Most Japan firms see no business expansion in China next year
TOKYO: Japanese firms are deeply pessimistic about near-term growth prospects in China, with 79 percent saying they do not expect to expand business there next year, a Reuters poll showed.
The poll points to mounting concern about the outlook for Japan’s biggest trading partner as it heads for its weakest growth in a quarter of a century, as well as the fallout for an export-reliant Japanese economy seeking to scramble out of recession.
“The Chinese economy may lose a lot of steam in 2016 as economic anomalies, particularly in inland areas, suddenly come to the fore,” wrote a manager at a wholesale firm in the monthly Reuters Corporate Survey.
“China is in much worse shape than the media reports,” commented another manager at a services company.
The survey, conducted Nov. 20-Dec. 2 for Reuters by Nikkei Research, also showed Japanese firms were upbeat about business expansion in the United States and Asia’s emerging economies next year although sentiment was mixed about domestic prospects.
Separately, Japanese companies look set to resist calls from Prime Minister Shinzo Abe to actively use up some of their cash piles to boost wages and capital spending, the survey showed, with 74 percent saying their pay and investment plans will be in line with what has been done in previous years.
The survey polled 514 big and medium-sized firms, of which most questions garnered between 230 and 250 responses. Managers respond on condition of anonymity.
The results on China flesh out views in last month’s survey in which three-quarters of Japanese firms said they expect the slowdown in the world’s second-largest economy to persist for more than a year.
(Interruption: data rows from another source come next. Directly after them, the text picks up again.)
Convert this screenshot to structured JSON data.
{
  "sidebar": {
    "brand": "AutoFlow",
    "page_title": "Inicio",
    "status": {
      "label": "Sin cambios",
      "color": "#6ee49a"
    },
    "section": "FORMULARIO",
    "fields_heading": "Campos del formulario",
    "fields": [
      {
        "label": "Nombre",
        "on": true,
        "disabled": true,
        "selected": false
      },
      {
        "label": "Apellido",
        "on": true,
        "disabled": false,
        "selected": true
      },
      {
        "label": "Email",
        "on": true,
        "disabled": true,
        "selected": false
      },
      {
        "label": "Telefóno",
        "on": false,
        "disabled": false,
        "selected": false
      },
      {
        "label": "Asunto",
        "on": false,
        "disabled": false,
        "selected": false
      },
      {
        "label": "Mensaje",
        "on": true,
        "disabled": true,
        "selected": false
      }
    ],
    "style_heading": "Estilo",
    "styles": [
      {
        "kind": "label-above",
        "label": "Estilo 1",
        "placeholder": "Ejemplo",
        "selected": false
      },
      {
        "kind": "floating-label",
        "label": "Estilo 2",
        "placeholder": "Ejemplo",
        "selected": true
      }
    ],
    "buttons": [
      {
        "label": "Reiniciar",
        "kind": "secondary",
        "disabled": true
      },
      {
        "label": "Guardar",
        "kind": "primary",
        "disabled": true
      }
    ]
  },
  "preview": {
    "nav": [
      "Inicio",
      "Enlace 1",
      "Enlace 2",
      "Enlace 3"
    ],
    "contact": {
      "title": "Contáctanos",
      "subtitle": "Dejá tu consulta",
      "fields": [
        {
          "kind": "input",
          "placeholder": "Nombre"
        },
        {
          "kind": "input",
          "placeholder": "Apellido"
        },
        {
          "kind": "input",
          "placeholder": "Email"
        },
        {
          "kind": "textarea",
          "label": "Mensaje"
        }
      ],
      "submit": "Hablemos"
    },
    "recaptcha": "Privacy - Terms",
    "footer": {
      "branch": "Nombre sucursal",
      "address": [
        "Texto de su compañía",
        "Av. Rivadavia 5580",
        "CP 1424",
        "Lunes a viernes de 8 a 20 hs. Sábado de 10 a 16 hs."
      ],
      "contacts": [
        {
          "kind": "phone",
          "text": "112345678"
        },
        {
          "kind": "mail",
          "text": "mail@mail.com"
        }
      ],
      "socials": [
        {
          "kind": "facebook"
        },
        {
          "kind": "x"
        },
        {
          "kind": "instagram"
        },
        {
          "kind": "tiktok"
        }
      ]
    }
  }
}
At that time, 44 percent of manufacturers also said they were undershooting their business targets due to China’s economy.
But Hidenobu Tokuda, senior economist at Mizuho Research Institute, said he thought that Japanese firms were being overly pessimistic about China’s near-term outlook.
“Over time, there will be a correction in sentiment,” said Tokuda, who reviewed the survey results. “China must demonstrate its ability to manage the shift toward enhanced manufacturing productivity and a consumption-led economy to win confidence.”
More Japanese firms were downbeat about prospects for Europe which is struggling with its biggest refugee crisis since World War Two and has been hit with Islamic State attacks. Eighty-three percent of companies said they did not expect to expand business there next year.
But 63 percent of companies said they expect to build their business in the United States, set to be the main engine of global growth in 2016, while 65 percent said they expect to expand in developing Asian economies.
“Demand for agricultural machinery in Asia remains high and we expect demand to strengthen,” wrote a manager at a machinery maker.
On Japan, 57 percent of firms said they did not expect to expand their business, although non-manufacturers were more upbeat, with close to half saying they expect to grow domestically. For 2016, the IMF has forecast 6.3 percent economic growth for China, 2.8 percent growth in the United States, 1.6 percent growth for the euro zone and 1 percent growth in Japan.
Yen weakening: Japanese firms believe the yen is likely to fall further to least 13-year lows against the dollar next year, a Reuters poll showed, a move that would exacerbate pain for importers and potentially create headaches for policymakers. Amid expectations of an imminent US rate hike and monetary easing in Japan sometime next year, nearly 90 percent of companies in the Reuters Corporate Survey said they think the yen will fall to at least 125 to the dollar.
That compares with levels of 122-123 yen during the poll period of Nov. 20-Dec. 2, and roughly matches a 13-year low of 125.86 marked in June, after which central bank governor Haruhiko Kuroda said it was unlikely to fall further, effectively putting a floor under the currency. The survey, conducted for Reuters by Nikkei Research, also showed nearly half of the firms expect the yen to decline to 130 to the dollar or even lower – levels that are expected to sound alarm bells for policymakers.
“The weak yen has led to hikes in the prices of goods and wages have not caught up – hurting households’ purchasing power, so the yen at 130 or more would do more harm than good to Japan Inc,” said Hidenobu Tokuda, senior economist at Mizuho Research Institute, who reviewed the survey results.
Yen weakness is a boon for many exporters as it inflates the value of earnings garnered abroad and makes exports more competitive. But it also pushes up energy costs, as well as prices of other imports that are painful for companies reliant on raw materials or overseas parts.
“If US interest rate hikes drive further yen weakening, that would be negative for our business which depends highly on purchasing from overseas,” wrote a manager at a manufacturer. The yen has lost over a third of its value since late 2012, due in large part to bold monetary stimulus since Prime Minister Shinzo Abe returned to power. But at the same time, the country’s sensitivity to yen weakness has jumped since the 2011 Fukushima disaster led to the shutdown of nuclear reactors, costing the country some $24 billion in extra fuel imports annually.